Interface dataset entries
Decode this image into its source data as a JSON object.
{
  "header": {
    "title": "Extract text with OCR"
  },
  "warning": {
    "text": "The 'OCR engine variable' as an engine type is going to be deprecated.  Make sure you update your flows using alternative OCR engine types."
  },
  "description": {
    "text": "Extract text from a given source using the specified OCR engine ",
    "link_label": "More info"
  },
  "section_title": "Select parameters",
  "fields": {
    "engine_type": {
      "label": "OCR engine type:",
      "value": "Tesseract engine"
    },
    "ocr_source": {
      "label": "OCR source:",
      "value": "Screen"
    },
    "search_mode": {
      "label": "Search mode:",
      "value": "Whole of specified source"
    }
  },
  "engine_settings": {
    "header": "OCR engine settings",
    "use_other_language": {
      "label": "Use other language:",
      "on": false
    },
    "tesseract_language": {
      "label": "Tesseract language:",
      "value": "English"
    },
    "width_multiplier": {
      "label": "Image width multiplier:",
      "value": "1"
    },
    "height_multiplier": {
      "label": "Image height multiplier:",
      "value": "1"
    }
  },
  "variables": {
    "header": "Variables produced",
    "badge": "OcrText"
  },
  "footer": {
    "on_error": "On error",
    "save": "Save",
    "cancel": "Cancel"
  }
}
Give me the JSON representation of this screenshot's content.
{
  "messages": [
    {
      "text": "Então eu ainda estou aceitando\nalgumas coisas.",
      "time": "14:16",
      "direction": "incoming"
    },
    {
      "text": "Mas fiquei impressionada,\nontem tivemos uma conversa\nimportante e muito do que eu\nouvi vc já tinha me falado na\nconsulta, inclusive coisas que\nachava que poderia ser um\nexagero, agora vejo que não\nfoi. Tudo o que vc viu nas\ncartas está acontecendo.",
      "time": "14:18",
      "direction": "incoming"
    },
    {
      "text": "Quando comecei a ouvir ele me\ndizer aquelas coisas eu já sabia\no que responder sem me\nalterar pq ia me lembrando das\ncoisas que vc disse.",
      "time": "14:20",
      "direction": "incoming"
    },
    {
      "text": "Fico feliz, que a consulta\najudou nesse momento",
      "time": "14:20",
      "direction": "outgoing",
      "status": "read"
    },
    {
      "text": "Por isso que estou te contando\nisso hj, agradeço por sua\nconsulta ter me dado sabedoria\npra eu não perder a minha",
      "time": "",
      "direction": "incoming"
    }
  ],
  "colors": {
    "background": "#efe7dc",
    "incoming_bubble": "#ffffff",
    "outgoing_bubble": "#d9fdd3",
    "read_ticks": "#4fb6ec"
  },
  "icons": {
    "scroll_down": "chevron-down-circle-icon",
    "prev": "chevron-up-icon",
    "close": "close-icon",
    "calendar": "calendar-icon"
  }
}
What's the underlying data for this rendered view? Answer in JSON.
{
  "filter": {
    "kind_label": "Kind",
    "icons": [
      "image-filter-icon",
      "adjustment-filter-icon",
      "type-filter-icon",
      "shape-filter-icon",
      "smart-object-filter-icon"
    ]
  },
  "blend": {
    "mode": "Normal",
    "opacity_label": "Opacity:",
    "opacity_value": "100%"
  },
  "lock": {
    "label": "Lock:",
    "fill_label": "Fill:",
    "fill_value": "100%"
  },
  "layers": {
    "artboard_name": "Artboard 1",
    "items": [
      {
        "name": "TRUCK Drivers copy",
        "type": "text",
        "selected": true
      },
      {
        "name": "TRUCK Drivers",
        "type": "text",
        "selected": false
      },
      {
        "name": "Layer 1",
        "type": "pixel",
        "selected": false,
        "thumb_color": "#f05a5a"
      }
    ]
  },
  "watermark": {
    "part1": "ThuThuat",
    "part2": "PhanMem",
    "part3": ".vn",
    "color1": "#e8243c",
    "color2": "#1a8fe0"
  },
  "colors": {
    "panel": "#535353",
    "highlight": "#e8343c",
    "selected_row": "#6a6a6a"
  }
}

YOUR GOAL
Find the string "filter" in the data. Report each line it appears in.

SOLUTION TO THIS PROBLEM
  "filter": {
      "image-filter-icon",
      "adjustment-filter-icon",
      "type-filter-icon",
      "shape-filter-icon",
      "smart-object-filter-icon"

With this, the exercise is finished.